Need idea for voltage threshold switch solution

Hello all,

I have a simple LED blinky-toy that's controlled by an ATtiny85. It operates just fine off of two AA batteries. I've recently hooked it up to a 7V solar cell, and the circuit behaves normally with the cell in broad daylight... however I've noticed that in the morning when the sky is gradually getting brighter, and the solar cell gradually produces more voltage, there's a threshold where there's barely enough power to light the LEDs but not enough voltage for the ATtiny to behave correctly (the blinking pattern I programmed isn't being executed probably because I'm under-powering the MCU). I bootloaded the ATtiny85 at 8MHZ with BOD disabled.

I'm curious if there's a circuit I can insert between the solar panel and the blinky toy that behaves as a voltage switch, such that the board will only turn on when the panels are producing 3.3V or more. I'd prefer something I can build myself.

I attempted to follow the instructions at the link below but couldn't get it to work... wondering if anyone has a simpler solution. I can think of a lot of applications for a voltage-threshold switch.

Thanks,
Tom

A transistor with a suitable biasing setup would do the trick wouldn't it? Pick a couple of resistors for a voltage divider that will turn the transistor on when the voltage is high enough for your load to operate correctly.

I like the idea - I'm not super familiar working with transistors. Would the voltage divider be on the base side? I'm trying to picture what the schematic would look like.

How is it that the LEDs light at all if there’s not enough power for the ATtiny to run your program? The LEDs probably draw much more current than the ATtiny. Maybe in weak sunlight, the sketch starts running, switching on the LEDs, then the current drawn by the LEDs drags the panel’s voltage down to the point where the ATtiny program freezes.

Also do you really need 8MHz for the sketch? 1MHz would draw less current, preventing the ATtiny from dragging down the panel’s voltage so much in weak sunlight.

You could try using one of the ATtiny’s pins as an analog input, comparing the panel voltage to its internal voltage reference. When there isn’t enough power, keep the LEDs off so the sketch can keep running. Of course, that would use a precious pin, but you could maximise the number of LEDs you can blink with Charlieplexing.

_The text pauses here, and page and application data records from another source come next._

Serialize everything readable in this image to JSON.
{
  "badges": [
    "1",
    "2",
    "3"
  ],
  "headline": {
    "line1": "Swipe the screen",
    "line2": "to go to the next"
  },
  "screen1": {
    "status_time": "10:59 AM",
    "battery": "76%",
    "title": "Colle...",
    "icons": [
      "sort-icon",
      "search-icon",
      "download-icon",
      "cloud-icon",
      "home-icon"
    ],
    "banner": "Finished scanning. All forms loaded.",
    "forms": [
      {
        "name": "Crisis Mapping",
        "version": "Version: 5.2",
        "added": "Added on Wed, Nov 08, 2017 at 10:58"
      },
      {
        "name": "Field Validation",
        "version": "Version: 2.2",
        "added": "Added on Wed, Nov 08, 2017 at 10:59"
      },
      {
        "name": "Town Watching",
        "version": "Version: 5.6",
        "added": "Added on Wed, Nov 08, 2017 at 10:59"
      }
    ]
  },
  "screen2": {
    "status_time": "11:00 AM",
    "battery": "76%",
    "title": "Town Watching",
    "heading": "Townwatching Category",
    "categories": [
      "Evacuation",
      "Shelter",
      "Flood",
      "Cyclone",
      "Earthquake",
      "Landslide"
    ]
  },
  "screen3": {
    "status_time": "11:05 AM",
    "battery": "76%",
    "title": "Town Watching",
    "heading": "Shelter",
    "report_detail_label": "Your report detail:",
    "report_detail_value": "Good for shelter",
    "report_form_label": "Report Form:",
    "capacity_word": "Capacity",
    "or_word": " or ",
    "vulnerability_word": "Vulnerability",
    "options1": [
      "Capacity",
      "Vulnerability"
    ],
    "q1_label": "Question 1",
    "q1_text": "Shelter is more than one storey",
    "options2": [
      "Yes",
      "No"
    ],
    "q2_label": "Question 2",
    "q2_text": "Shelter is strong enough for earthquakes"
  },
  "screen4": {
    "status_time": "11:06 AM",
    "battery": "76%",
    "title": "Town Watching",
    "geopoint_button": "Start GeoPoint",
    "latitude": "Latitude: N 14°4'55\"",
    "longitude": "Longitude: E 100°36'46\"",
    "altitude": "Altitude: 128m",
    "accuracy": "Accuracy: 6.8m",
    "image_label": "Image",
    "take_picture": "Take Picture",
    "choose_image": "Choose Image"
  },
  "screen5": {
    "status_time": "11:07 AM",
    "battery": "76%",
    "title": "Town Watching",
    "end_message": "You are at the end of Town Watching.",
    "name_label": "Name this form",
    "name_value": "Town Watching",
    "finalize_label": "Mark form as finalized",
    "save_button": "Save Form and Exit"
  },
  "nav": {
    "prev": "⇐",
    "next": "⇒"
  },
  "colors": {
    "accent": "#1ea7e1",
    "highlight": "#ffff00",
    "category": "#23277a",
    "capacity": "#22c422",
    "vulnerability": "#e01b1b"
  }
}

Paul

The attiny85 doesnt have a brown out reset?

They make voltage detector ICs that look likea transistor, and turn on a pin when theor vc is above the internal threshold.

I run the chip at 8MHz because that's required by the DS18B20 temp sensor I'm also using.

The ATtiny85 does have BOD, but out of simplicity I usually use the boot loader (from the ATtiny core) that disables BOD. Now, if I can find the right code to set BOD to around 3V, that could do the trick. I'll take a look at the data sheet to see what that setting would look like.

Thanks,
Tom

The transistor is the way, instead of a voltage divider, a zener diode placed backwards on the base pin would keep the transistor off until the reverse breakdown voltage takes place switching your circuit on, a darlington transistor or possibly a schmitt trigger to keep a clean transition between off and on.

Its essential to have enough hysteresis on such a switch otherwise the load
causes the voltage to sag, switching the switch off, then the voltage recovers,
then the switch turns on, then the load causes the voltage to sag, ad infinitum.

Standard method is a low power comparator with a positive feedback resistor
to set the hysteresis, and its output driving a pMOS high-side switch directly.